- [Prompt]
Return the data that follows, keeping every word and mark unchanged.

- [Component data from apps and pages]
--- START ---
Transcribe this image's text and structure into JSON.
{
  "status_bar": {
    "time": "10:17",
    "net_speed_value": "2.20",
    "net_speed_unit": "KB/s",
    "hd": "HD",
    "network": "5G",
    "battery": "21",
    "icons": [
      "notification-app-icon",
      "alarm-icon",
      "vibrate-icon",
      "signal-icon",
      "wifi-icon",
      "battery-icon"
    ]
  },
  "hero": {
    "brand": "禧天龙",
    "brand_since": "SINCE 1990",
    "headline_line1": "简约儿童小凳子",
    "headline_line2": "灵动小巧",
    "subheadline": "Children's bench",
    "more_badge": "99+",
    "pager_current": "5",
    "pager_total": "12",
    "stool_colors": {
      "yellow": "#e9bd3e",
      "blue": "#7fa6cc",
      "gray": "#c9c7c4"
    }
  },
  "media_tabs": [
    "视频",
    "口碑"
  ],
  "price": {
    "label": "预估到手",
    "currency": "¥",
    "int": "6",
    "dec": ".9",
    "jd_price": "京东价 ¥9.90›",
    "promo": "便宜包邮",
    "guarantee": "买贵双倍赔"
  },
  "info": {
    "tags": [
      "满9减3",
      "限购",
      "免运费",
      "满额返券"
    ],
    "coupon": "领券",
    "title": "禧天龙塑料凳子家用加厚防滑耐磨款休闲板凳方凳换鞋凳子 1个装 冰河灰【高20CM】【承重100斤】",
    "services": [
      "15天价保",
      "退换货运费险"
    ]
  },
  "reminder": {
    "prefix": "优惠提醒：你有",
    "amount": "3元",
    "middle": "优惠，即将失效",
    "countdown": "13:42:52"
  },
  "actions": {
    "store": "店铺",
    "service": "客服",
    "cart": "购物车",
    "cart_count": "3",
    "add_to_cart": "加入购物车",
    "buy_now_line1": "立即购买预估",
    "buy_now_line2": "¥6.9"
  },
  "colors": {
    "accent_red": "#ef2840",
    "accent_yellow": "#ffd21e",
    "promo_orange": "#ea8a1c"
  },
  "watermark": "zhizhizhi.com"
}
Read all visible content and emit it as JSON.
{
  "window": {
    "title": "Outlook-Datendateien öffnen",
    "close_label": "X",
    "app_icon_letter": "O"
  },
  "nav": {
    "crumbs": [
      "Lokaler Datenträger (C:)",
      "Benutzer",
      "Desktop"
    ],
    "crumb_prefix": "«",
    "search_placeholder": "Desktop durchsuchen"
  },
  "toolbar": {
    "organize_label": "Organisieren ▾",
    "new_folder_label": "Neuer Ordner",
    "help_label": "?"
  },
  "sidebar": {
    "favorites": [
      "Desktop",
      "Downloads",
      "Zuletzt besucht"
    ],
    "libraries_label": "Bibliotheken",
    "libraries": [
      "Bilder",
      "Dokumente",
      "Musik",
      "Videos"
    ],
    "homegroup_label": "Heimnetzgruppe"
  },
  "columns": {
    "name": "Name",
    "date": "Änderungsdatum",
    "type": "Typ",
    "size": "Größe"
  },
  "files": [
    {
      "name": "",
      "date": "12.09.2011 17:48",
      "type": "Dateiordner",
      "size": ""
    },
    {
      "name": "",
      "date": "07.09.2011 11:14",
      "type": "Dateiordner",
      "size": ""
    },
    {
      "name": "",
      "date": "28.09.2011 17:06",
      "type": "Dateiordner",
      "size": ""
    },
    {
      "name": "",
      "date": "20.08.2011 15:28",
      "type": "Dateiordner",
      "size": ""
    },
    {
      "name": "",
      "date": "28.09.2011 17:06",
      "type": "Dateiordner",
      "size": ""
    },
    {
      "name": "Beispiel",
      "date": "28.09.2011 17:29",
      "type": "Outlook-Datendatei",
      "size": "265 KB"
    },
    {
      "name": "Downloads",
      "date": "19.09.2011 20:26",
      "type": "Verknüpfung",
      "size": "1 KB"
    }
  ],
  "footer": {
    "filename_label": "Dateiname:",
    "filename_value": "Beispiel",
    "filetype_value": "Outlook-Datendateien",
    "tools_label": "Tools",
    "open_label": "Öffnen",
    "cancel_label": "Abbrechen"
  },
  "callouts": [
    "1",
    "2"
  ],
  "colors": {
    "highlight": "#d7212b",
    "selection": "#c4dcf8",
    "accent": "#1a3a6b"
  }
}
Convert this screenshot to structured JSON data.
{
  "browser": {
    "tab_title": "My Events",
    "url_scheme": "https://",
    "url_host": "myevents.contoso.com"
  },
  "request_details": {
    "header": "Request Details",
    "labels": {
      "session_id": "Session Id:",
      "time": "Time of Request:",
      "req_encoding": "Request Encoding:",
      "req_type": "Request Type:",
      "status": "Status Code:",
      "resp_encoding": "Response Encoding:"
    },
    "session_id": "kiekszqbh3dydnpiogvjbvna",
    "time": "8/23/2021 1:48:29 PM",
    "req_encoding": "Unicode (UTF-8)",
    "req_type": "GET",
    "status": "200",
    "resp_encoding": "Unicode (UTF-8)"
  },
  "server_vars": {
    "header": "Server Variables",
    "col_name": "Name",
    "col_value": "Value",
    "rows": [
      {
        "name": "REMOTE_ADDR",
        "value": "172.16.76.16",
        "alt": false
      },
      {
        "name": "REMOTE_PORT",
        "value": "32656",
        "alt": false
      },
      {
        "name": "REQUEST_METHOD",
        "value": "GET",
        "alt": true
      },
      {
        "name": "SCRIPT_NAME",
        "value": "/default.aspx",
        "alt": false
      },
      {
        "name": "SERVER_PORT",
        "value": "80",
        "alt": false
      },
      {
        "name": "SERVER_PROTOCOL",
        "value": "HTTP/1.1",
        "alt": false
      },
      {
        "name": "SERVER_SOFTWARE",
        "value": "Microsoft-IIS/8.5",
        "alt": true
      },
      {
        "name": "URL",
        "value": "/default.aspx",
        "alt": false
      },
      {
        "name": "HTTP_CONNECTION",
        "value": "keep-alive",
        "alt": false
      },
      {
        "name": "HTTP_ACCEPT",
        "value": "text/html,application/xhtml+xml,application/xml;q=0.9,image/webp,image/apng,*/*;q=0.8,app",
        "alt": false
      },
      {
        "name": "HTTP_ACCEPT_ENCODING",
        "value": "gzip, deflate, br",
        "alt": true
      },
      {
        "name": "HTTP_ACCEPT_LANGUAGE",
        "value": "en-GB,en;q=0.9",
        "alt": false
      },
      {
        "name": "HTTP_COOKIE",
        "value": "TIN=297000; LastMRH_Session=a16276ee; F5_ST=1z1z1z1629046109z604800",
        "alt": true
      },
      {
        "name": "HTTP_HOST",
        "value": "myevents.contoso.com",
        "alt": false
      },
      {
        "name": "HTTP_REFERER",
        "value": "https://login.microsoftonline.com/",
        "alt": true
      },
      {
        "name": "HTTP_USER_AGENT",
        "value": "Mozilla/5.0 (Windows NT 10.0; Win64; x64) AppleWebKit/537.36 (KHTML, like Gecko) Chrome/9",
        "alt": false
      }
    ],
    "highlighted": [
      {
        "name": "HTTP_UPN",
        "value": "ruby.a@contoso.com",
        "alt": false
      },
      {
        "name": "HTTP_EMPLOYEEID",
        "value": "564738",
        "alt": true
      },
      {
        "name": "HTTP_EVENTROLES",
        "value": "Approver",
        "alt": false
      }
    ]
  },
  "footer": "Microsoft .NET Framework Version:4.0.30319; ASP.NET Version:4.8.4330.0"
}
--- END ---
- [Solved exercise]
Transcribe this image's text and structure into JSON.
{
  "status_bar": {
    "time": "10:17",
    "net_speed_value": "2.20",
    "net_speed_unit": "KB/s",
    "hd": "HD",
    "network": "5G",
    "battery": "21",
    "icons": [
      "notification-app-icon",
      "alarm-icon",
      "vibrate-icon",
      "signal-icon",
      "wifi-icon",
      "battery-icon"
    ]
  },
  "hero": {
    "brand": "禧天龙",
    "brand_since": "SINCE 1990",
    "headline_line1": "简约儿童小凳子",
    "headline_line2": "灵动小巧",
    "subheadline": "Children's bench",
    "more_badge": "99+",
    "pager_current": "5",
    "pager_total": "12",
    "stool_colors": {
      "yellow": "#e9bd3e",
      "blue": "#7fa6cc",
      "gray": "#c9c7c4"
    }
  },
  "media_tabs": [
    "视频",
    "口碑"
  ],
  "price": {
    "label": "预估到手",
    "currency": "¥",
    "int": "6",
    "dec": ".9",
    "jd_price": "京东价 ¥9.90›",
    "promo": "便宜包邮",
    "guarantee": "买贵双倍赔"
  },
  "info": {
    "tags": [
      "满9减3",
      "限购",
      "免运费",
      "满额返券"
    ],
    "coupon": "领券",
    "title": "禧天龙塑料凳子家用加厚防滑耐磨款休闲板凳方凳换鞋凳子 1个装 冰河灰【高20CM】【承重100斤】",
    "services": [
      "15天价保",
      "退换货运费险"
    ]
  },
  "reminder": {
    "prefix": "优惠提醒：你有",
    "amount": "3元",
    "middle": "优惠，即将失效",
    "countdown": "13:42:52"
  },
  "actions": {
    "store": "店铺",
    "service": "客服",
    "cart": "购物车",
    "cart_count": "3",
    "add_to_cart": "加入购物车",
    "buy_now_line1": "立即购买预估",
    "buy_now_line2": "¥6.9"
  },
  "colors": {
    "accent_red": "#ef2840",
    "accent_yellow": "#ffd21e",
    "promo_orange": "#ea8a1c"
  },
  "watermark": "zhizhizhi.com"
}
Read all visible content and emit it as JSON.
{
  "window": {
    "title": "Outlook-Datendateien öffnen",
    "close_label": "X",
    "app_icon_letter": "O"
  },
  "nav": {
    "crumbs": [
      "Lokaler Datenträger (C:)",
      "Benutzer",
      "Desktop"
    ],
    "crumb_prefix": "«",
    "search_placeholder": "Desktop durchsuchen"
  },
  "toolbar": {
    "organize_label": "Organisieren ▾",
    "new_folder_label": "Neuer Ordner",
    "help_label": "?"
  },
  "sidebar": {
    "favorites": [
      "Desktop",
      "Downloads",
      "Zuletzt besucht"
    ],
    "libraries_label": "Bibliotheken",
    "libraries": [
      "Bilder",
      "Dokumente",
      "Musik",
      "Videos"
    ],
    "homegroup_label": "Heimnetzgruppe"
  },
  "columns": {
    "name": "Name",
    "date": "Änderungsdatum",
    "type": "Typ",
    "size": "Größe"
  },
  "files": [
    {
      "name": "",
      "date": "12.09.2011 17:48",
      "type": "Dateiordner",
      "size": ""
    },
    {
      "name": "",
      "date": "07.09.2011 11:14",
      "type": "Dateiordner",
      "size": ""
    },
    {
      "name": "",
      "date": "28.09.2011 17:06",
      "type": "Dateiordner",
      "size": ""
    },
    {
      "name": "",
      "date": "20.08.2011 15:28",
      "type": "Dateiordner",
      "size": ""
    },
    {
      "name": "",
      "date": "28.09.2011 17:06",
      "type": "Dateiordner",
      "size": ""
    },
    {
      "name": "Beispiel",
      "date": "28.09.2011 17:29",
      "type": "Outlook-Datendatei",
      "size": "265 KB"
    },
    {
      "name": "Downloads",
      "date": "19.09.2011 20:26",
      "type": "Verknüpfung",
      "size": "1 KB"
    }
  ],
  "footer": {
    "filename_label": "Dateiname:",
    "filename_value": "Beispiel",
    "filetype_value": "Outlook-Datendateien",
    "tools_label": "Tools",
    "open_label": "Öffnen",
    "cancel_label": "Abbrechen"
  },
  "callouts": [
    "1",
    "2"
  ],
  "colors": {
    "highlight": "#d7212b",
    "selection": "#c4dcf8",
    "accent": "#1a3a6b"
  }
}
Convert this screenshot to structured JSON data.
{
  "browser": {
    "tab_title": "My Events",
    "url_scheme": "https://",
    "url_host": "myevents.contoso.com"
  },
  "request_details": {
    "header": "Request Details",
    "labels": {
      "session_id": "Session Id:",
      "time": "Time of Request:",
      "req_encoding": "Request Encoding:",
      "req_type": "Request Type:",
      "status": "Status Code:",
      "resp_encoding": "Response Encoding:"
    },
    "session_id": "kiekszqbh3dydnpiogvjbvna",
    "time": "8/23/2021 1:48:29 PM",
    "req_encoding": "Unicode (UTF-8)",
    "req_type": "GET",
    "status": "200",
    "resp_encoding": "Unicode (UTF-8)"
  },
  "server_vars": {
    "header": "Server Variables",
    "col_name": "Name",
    "col_value": "Value",
    "rows": [
      {
        "name": "REMOTE_ADDR",
        "value": "172.16.76.16",
        "alt": false
      },
      {
        "name": "REMOTE_PORT",
        "value": "32656",
        "alt": false
      },
      {
        "name": "REQUEST_METHOD",
        "value": "GET",
        "alt": true
      },
      {
        "name": "SCRIPT_NAME",
        "value": "/default.aspx",
        "alt": false
      },
      {
        "name": "SERVER_PORT",
        "value": "80",
        "alt": false
      },
      {
        "name": "SERVER_PROTOCOL",
        "value": "HTTP/1.1",
        "alt": false
      },
      {
        "name": "SERVER_SOFTWARE",
        "value": "Microsoft-IIS/8.5",
        "alt": true
      },
      {
        "name": "URL",
        "value": "/default.aspx",
        "alt": false
      },
      {
        "name": "HTTP_CONNECTION",
        "value": "keep-alive",
        "alt": false
      },
      {
        "name": "HTTP_ACCEPT",
        "value": "text/html,application/xhtml+xml,application/xml;q=0.9,image/webp,image/apng,*/*;q=0.8,app",
        "alt": false
      },
      {
        "name": "HTTP_ACCEPT_ENCODING",
        "value": "gzip, deflate, br",
        "alt": true
      },
      {
        "name": "HTTP_ACCEPT_LANGUAGE",
        "value": "en-GB,en;q=0.9",
        "alt": false
      },
      {
        "name": "HTTP_COOKIE",
        "value": "TIN=297000; LastMRH_Session=a16276ee; F5_ST=1z1z1z1629046109z604800",
        "alt": true
      },
      {
        "name": "HTTP_HOST",
        "value": "myevents.contoso.com",
        "alt": false
      },
      {
        "name": "HTTP_REFERER",
        "value": "https://login.microsoftonline.com/",
        "alt": true
      },
      {
        "name": "HTTP_USER_AGENT",
        "value": "Mozilla/5.0 (Windows NT 10.0; Win64; x64) AppleWebKit/537.36 (KHTML, like Gecko) Chrome/9",
        "alt": false
      }
    ],
    "highlighted": [
      {
        "name": "HTTP_UPN",
        "value": "ruby.a@contoso.com",
        "alt": false
      },
      {
        "name": "HTTP_EMPLOYEEID",
        "value": "564738",
        "alt": true
      },
      {
        "name": "HTTP_EVENTROLES",
        "value": "Approver",
        "alt": false
      }
    ]
  },
  "footer": "Microsoft .NET Framework Version:4.0.30319; ASP.NET Version:4.8.4330.0"
}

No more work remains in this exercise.